Jacinda Ardern appeared on the BBC's Sunday programme alongside political correspondent Laura Kuenssberg Photo / BBC
Prime Minister Jacinda Ardern says while it might not happen quickly, she believes Aotearoa will become a republic in her lifetime.
Speaking to BBC News while in London for the state funeral of Queen Elizabeth II, Ardern said there would be an evolution in the relationship between the United Kingdom and Aotearoa.
"I don’t believe that it will be quick or soon, but over the course of my lifetime,” Ardern said.
Rumblings over the monarchy and its place as a colonial power have accelerated since the passing of Queen Elizabeth II just 10 days ago on September 8.
PM Jacinda Ardern tells the BBC she believes Aotearoa will become a republic 'over the course of her lifetime'.

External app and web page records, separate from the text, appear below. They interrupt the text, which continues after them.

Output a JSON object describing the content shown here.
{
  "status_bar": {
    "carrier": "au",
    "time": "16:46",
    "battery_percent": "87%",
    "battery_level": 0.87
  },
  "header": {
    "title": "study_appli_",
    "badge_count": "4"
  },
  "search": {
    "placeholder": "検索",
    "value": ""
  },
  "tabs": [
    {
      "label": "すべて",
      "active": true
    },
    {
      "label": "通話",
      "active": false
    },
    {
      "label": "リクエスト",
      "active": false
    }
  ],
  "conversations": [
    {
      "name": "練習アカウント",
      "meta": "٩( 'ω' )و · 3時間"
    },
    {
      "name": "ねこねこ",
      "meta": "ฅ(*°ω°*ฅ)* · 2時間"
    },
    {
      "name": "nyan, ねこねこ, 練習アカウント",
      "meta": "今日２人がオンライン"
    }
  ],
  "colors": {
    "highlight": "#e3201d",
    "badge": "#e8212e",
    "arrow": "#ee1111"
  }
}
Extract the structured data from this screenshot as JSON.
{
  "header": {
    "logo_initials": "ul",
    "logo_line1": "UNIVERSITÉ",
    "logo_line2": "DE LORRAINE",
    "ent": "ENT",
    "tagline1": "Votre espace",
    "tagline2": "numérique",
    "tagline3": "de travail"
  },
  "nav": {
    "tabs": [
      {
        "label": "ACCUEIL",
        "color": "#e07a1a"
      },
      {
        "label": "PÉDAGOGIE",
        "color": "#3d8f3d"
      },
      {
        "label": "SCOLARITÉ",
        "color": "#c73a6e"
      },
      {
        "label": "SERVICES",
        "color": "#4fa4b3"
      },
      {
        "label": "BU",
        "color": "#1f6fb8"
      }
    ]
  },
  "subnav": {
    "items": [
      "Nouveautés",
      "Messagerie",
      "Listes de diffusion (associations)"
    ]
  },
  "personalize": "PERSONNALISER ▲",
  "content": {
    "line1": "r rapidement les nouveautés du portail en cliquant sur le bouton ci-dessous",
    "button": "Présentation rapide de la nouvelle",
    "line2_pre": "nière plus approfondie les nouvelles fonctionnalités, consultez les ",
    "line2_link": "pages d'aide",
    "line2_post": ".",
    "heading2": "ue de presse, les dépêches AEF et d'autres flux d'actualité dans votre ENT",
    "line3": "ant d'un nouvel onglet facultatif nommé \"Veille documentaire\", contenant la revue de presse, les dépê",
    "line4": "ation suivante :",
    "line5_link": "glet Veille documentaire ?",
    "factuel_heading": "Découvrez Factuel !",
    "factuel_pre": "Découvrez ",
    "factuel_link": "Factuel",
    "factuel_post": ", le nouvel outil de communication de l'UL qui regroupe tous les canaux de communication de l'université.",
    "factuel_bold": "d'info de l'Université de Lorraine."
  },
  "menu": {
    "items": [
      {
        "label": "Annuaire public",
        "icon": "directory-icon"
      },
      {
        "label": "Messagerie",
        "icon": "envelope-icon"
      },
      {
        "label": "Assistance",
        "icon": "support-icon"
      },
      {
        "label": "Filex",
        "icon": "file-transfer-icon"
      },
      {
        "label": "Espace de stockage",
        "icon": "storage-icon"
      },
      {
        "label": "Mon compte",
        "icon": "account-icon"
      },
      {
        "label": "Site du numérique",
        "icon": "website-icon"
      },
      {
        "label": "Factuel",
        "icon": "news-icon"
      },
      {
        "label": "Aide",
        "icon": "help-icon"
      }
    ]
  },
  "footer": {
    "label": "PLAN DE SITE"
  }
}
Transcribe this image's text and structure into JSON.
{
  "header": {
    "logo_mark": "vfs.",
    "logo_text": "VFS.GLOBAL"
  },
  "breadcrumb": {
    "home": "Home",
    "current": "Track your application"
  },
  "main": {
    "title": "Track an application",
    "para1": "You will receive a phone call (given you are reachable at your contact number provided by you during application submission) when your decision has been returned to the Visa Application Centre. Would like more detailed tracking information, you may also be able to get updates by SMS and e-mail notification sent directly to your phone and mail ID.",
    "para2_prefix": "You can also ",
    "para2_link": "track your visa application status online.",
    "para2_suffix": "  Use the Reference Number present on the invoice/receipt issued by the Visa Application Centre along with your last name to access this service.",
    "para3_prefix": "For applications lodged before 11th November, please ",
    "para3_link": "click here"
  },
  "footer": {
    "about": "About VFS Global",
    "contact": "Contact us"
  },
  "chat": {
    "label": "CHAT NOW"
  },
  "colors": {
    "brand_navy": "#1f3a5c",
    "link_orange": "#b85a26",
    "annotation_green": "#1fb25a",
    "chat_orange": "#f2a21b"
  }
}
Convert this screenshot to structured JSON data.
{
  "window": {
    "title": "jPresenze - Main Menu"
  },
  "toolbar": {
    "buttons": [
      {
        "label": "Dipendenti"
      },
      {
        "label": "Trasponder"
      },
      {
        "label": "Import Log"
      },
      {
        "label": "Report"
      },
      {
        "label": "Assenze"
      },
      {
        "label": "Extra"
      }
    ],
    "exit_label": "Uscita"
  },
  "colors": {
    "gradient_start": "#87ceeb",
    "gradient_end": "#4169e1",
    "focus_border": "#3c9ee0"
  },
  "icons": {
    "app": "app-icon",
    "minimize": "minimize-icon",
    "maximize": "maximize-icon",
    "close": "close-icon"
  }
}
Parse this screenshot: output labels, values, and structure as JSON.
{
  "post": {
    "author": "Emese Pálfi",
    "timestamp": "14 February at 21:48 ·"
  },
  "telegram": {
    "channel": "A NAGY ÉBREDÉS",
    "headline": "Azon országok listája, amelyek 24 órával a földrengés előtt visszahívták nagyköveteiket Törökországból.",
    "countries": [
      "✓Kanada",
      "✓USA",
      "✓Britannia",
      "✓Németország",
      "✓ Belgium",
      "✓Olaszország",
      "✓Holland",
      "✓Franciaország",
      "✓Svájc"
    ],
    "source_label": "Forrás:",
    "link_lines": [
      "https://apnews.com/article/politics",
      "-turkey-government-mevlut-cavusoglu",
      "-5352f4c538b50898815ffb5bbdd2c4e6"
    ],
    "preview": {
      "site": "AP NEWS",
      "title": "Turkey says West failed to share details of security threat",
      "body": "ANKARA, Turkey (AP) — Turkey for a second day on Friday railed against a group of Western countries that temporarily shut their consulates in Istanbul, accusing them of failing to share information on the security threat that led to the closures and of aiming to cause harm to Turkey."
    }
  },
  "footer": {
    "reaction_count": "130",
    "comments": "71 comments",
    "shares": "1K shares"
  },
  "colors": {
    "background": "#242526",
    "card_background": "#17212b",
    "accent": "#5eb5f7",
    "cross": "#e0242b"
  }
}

Te Pāti Māori co-leader Rawiri Waititi has renewed calls for Aotearoa to 'divorce' itself from the monarchy.
Academics like Te Matahiapo Safari Hynes have questioned what such a move would mean for te tiriti o Waitangi, and if tauiwi should even be afforded a vote were a referendum held on the issue.
"If we made an impulsive decision to become a republic tomorrow, then who is the Treaty relationship with?" Hynes wrote last week.
The republic debate was part of a broader discussions where Ardern spoke about previous engagements with Queen Elizabeth II, Ardern said the Queen offered simple, but direct advice on how to raise children while juggling leadership.
"I remember she just said, 'you just get on with it', and that was actually probably the best and most, I think factual advice I could have." Ardern said.
Ardern conceded the treaty as a constitutional document, meant New Zealand's road to a republic would be more complex than for other nations.
A referendum was not a process she had 'any intention to instigate'.